Which of the lines below hold "NetBeans"? Please return each one.
(Beginning of MATERIAL TO PROCESS)
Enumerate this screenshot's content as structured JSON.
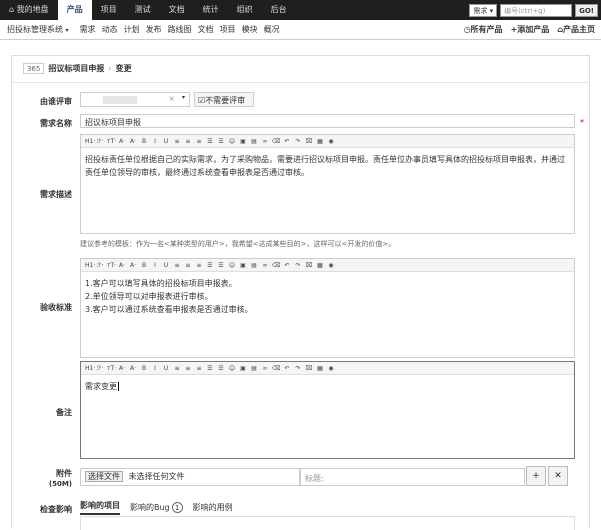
{
  "topnav": {
    "tabs": [
      "⌂ 我的地盘",
      "产品",
      "项目",
      "测试",
      "文档",
      "统计",
      "组织",
      "后台"
    ],
    "active_index": 1,
    "search_type": "需求 ▾",
    "search_placeholder": "编号(ctrl+g)",
    "go_label": "GO!"
  },
  "subnav": {
    "product": "招投标管理系统",
    "items": [
      "需求",
      "动态",
      "计划",
      "发布",
      "路线图",
      "文档",
      "项目",
      "模块",
      "概况"
    ],
    "right": [
      "◷所有产品",
      "+添加产品",
      "⌂产品主页"
    ]
  },
  "breadcrumb": {
    "id": "365",
    "title": "招议标项目申报",
    "sep": "›",
    "action": "变更"
  },
  "form": {
    "reviewer_label": "由谁评审",
    "no_review_label": "不需要评审",
    "name_label": "需求名称",
    "name_value": "招议标项目申报",
    "required_mark": "*",
    "desc_label": "需求描述",
    "desc_content": "招投标责任单位根据自己的实际需求，为了采购物品，需要进行招议标项目申报。责任单位办事员填写具体的招投标项目申报表，并通过责任单位领导的审核，最终通过系统查看申报表是否通过审核。",
    "hint": "建议参考的模板：作为一名<某种类型的用户>，我希望<达成某些目的>，这样可以<开发的价值>。",
    "verify_label": "验收标准",
    "verify_lines": [
      "1.客户可以填写具体的招投标项目申报表。",
      "2.单位领导可以对申报表进行审核。",
      "3.客户可以通过系统查看申报表是否通过审核。"
    ],
    "note_label": "备注",
    "note_content": "需求变更",
    "attach_label": "附件",
    "attach_size": "(50M)",
    "choose_file": "选择文件",
    "no_file": "未选择任何文件",
    "title_placeholder": "标题:",
    "add": "+",
    "remove": "✕",
    "impact_label": "检查影响",
    "impact_tabs": [
      "影响的项目",
      "影响的Bug",
      "影响的用例"
    ],
    "bug_count": "1"
  },
  "toolbar": [
    "H1·",
    "ℱ·",
    "тT·",
    "A·",
    "A·",
    "B",
    "I",
    "U",
    "≡",
    "≡",
    "≡",
    "☰",
    "☰",
    "☺",
    "▣",
    "▤",
    "∞",
    "⌫",
    "↶",
    "↷",
    "⌧",
    "▦",
    "◉"
  ]
}
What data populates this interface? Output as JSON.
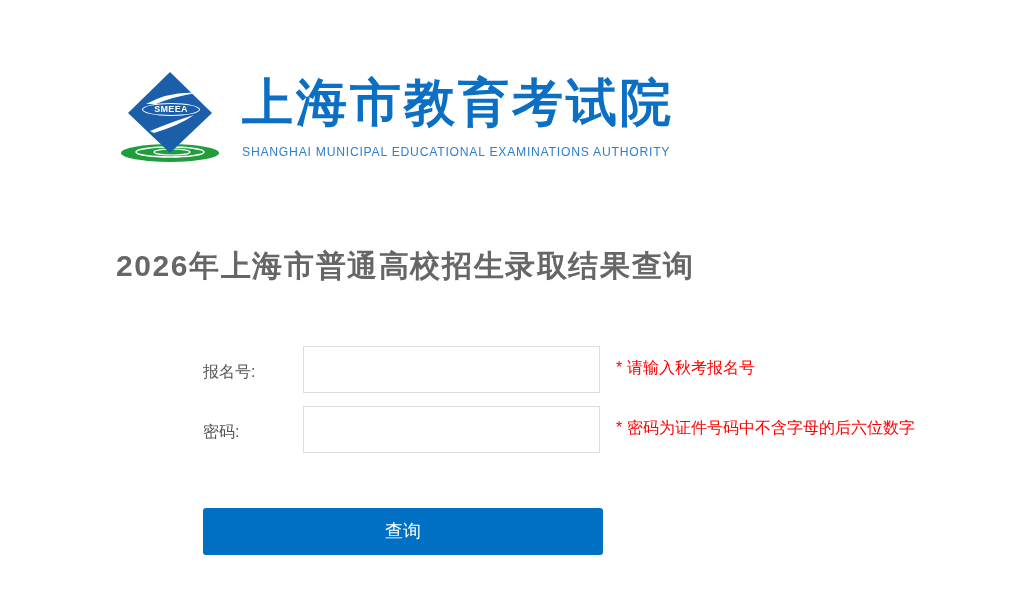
{
  "header": {
    "logo_text": "SMEEA",
    "title": "上海市教育考试院",
    "subtitle": "SHANGHAI MUNICIPAL EDUCATIONAL EXAMINATIONS AUTHORITY"
  },
  "heading": "2026年上海市普通高校招生录取结果查询",
  "form": {
    "fields": [
      {
        "label": "报名号:",
        "hint": "* 请输入秋考报名号"
      },
      {
        "label": "密码:",
        "hint": "* 密码为证件号码中不含字母的后六位数字"
      }
    ],
    "submit": "查询"
  }
}
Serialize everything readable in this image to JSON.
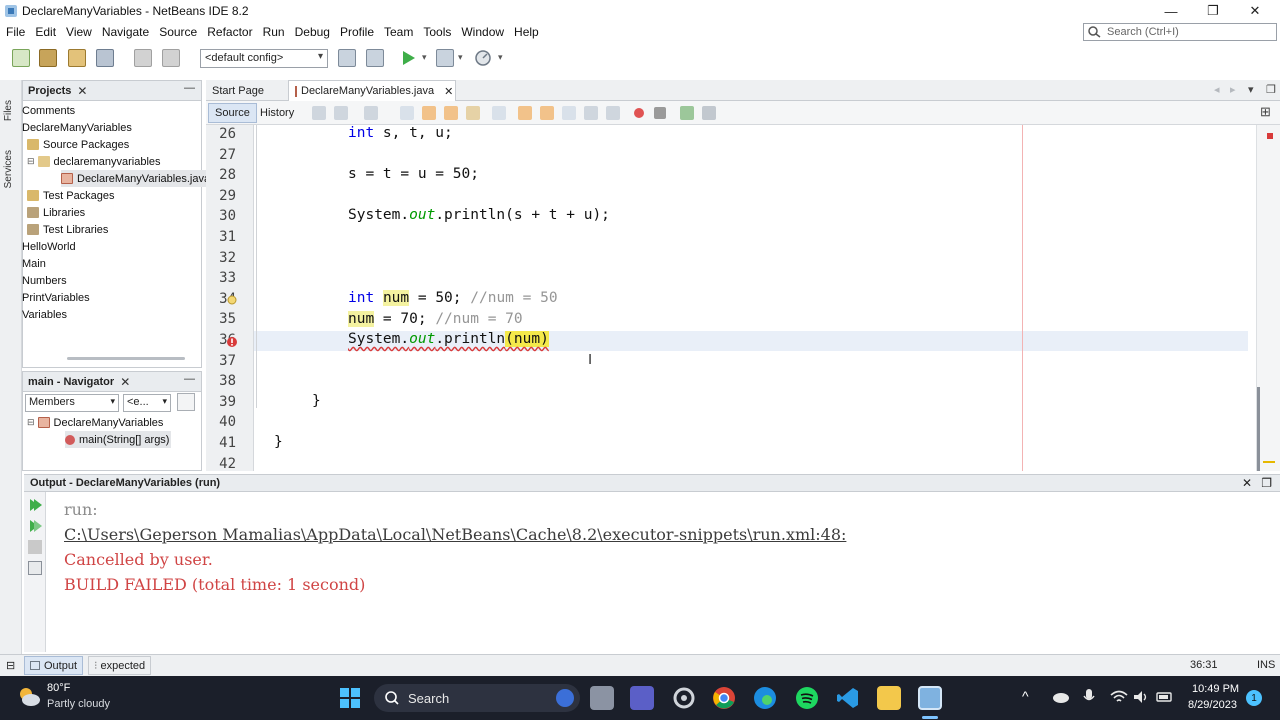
{
  "window": {
    "title": "DeclareManyVariables - NetBeans IDE 8.2",
    "controls": {
      "minimize": "—",
      "restore": "❐",
      "close": "✕"
    }
  },
  "menu": [
    "File",
    "Edit",
    "View",
    "Navigate",
    "Source",
    "Refactor",
    "Run",
    "Debug",
    "Profile",
    "Team",
    "Tools",
    "Window",
    "Help"
  ],
  "search": {
    "placeholder": "Search (Ctrl+I)"
  },
  "toolbar": {
    "config": "<default config>"
  },
  "side_strip": {
    "files": "Files",
    "services": "Services"
  },
  "projects": {
    "title": "Projects",
    "items": [
      {
        "label": "Comments",
        "indent": 0
      },
      {
        "label": "DeclareManyVariables",
        "indent": 0
      },
      {
        "label": "Source Packages",
        "indent": 1
      },
      {
        "label": "declaremanyvariables",
        "indent": 2
      },
      {
        "label": "DeclareManyVariables.java",
        "indent": 3
      },
      {
        "label": "Test Packages",
        "indent": 1
      },
      {
        "label": "Libraries",
        "indent": 1
      },
      {
        "label": "Test Libraries",
        "indent": 1
      },
      {
        "label": "HelloWorld",
        "indent": 0
      },
      {
        "label": "Main",
        "indent": 0
      },
      {
        "label": "Numbers",
        "indent": 0
      },
      {
        "label": "PrintVariables",
        "indent": 0
      },
      {
        "label": "Variables",
        "indent": 0
      }
    ]
  },
  "navigator": {
    "title": "main - Navigator",
    "filter": "Members",
    "filter2": "<e...",
    "class_node": "DeclareManyVariables",
    "method_node": "main(String[] args)"
  },
  "editor": {
    "tabs": [
      "Start Page",
      "DeclareManyVariables.java"
    ],
    "views": [
      "Source",
      "History"
    ],
    "line_numbers": [
      "26",
      "27",
      "28",
      "29",
      "30",
      "31",
      "32",
      "33",
      "34",
      "35",
      "36",
      "37",
      "38",
      "39",
      "40",
      "41",
      "42"
    ],
    "code": {
      "l26_kw": "int",
      "l26_rest": " s, t, u;",
      "l28": "s = t = u = 50;",
      "l30_a": "System.",
      "l30_out": "out",
      "l30_b": ".println(s + t + u);",
      "l34_kw": "int",
      "l34_var": "num",
      "l34_rest": " = 50; ",
      "l34_cm": "//num = 50",
      "l35_var": "num",
      "l35_rest": " = 70; ",
      "l35_cm": "//num = 70",
      "l36_a": "System.",
      "l36_out": "out",
      "l36_b": ".println",
      "l36_hl": "(num)",
      "l39": "}",
      "l41": "}"
    }
  },
  "output": {
    "title": "Output - DeclareManyVariables (run)",
    "lines": [
      "run:",
      "C:\\Users\\Geperson Mamalias\\AppData\\Local\\NetBeans\\Cache\\8.2\\executor-snippets\\run.xml:48:",
      "Cancelled by user.",
      "BUILD FAILED (total time: 1 second)"
    ],
    "colors": {
      "muted": "#8c8c8c",
      "error": "#d04545",
      "link": "#3c3c3c"
    }
  },
  "statusbar": {
    "output_tab": "Output",
    "expected": "expected",
    "position": "36:31",
    "mode": "INS"
  },
  "taskbar": {
    "weather_temp": "80°F",
    "weather_desc": "Partly cloudy",
    "search": "Search",
    "time": "10:49 PM",
    "date": "8/29/2023",
    "notifications": "1"
  }
}
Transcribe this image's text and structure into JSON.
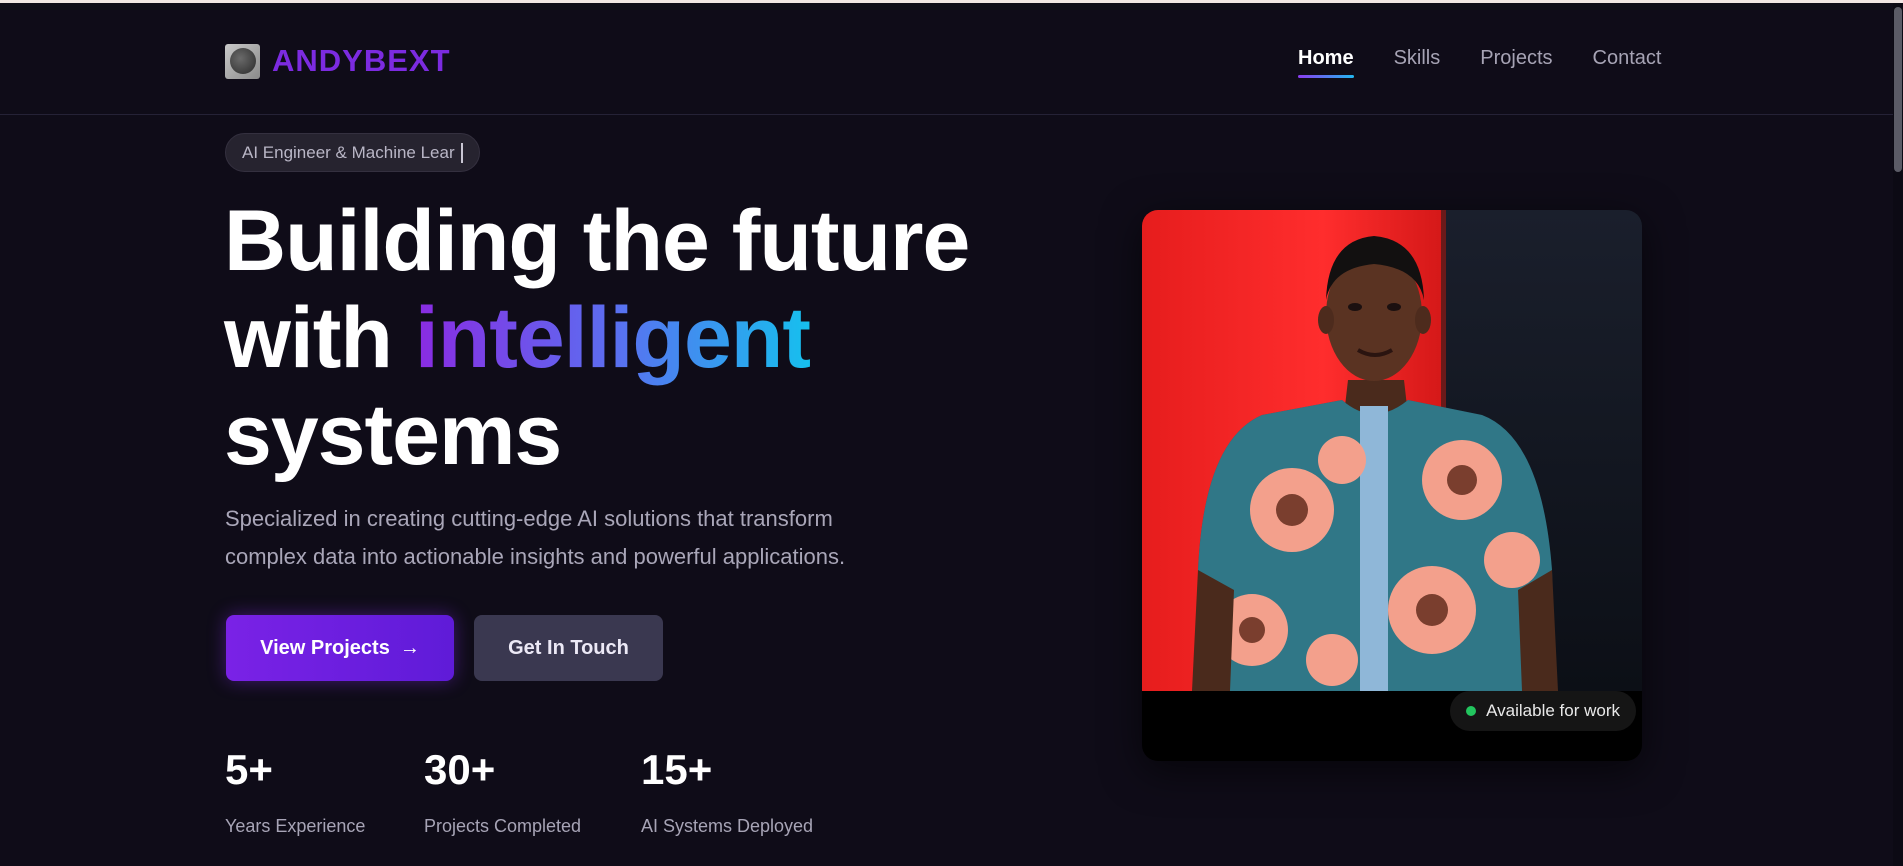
{
  "brand": {
    "name": "ANDYBEXT",
    "logo_icon": "logo-icon",
    "color": "#7c2be0"
  },
  "nav": {
    "items": [
      {
        "label": "Home",
        "active": true
      },
      {
        "label": "Skills",
        "active": false
      },
      {
        "label": "Projects",
        "active": false
      },
      {
        "label": "Contact",
        "active": false
      }
    ]
  },
  "hero": {
    "tagline": "AI Engineer & Machine Lear",
    "headline_line1": "Building the future",
    "headline_line2_plain": "with ",
    "headline_line2_highlight": "intelligent",
    "headline_line3": "systems",
    "subtitle_line1": "Specialized in creating cutting-edge AI solutions that transform",
    "subtitle_line2": "complex data into actionable insights and powerful applications.",
    "primary_button": "View Projects",
    "primary_button_icon": "→",
    "secondary_button": "Get In Touch",
    "stats": [
      {
        "value": "5+",
        "label": "Years Experience"
      },
      {
        "value": "30+",
        "label": "Projects Completed"
      },
      {
        "value": "15+",
        "label": "AI Systems Deployed"
      }
    ]
  },
  "profile": {
    "availability": "Available for work",
    "availability_color": "#22c55e"
  },
  "colors": {
    "background": "#0f0c18",
    "accent_purple": "#7a22e6",
    "accent_cyan": "#16c0ee"
  }
}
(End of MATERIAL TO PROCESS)
__YOUR SOLUTION__:
    "title": "DeclareManyVariables - NetBeans IDE 8.2",
      "C:\\Users\\Geperson Mamalias\\AppData\\Local\\NetBeans\\Cache\\8.2\\executor-snippets\\run.xml:48:",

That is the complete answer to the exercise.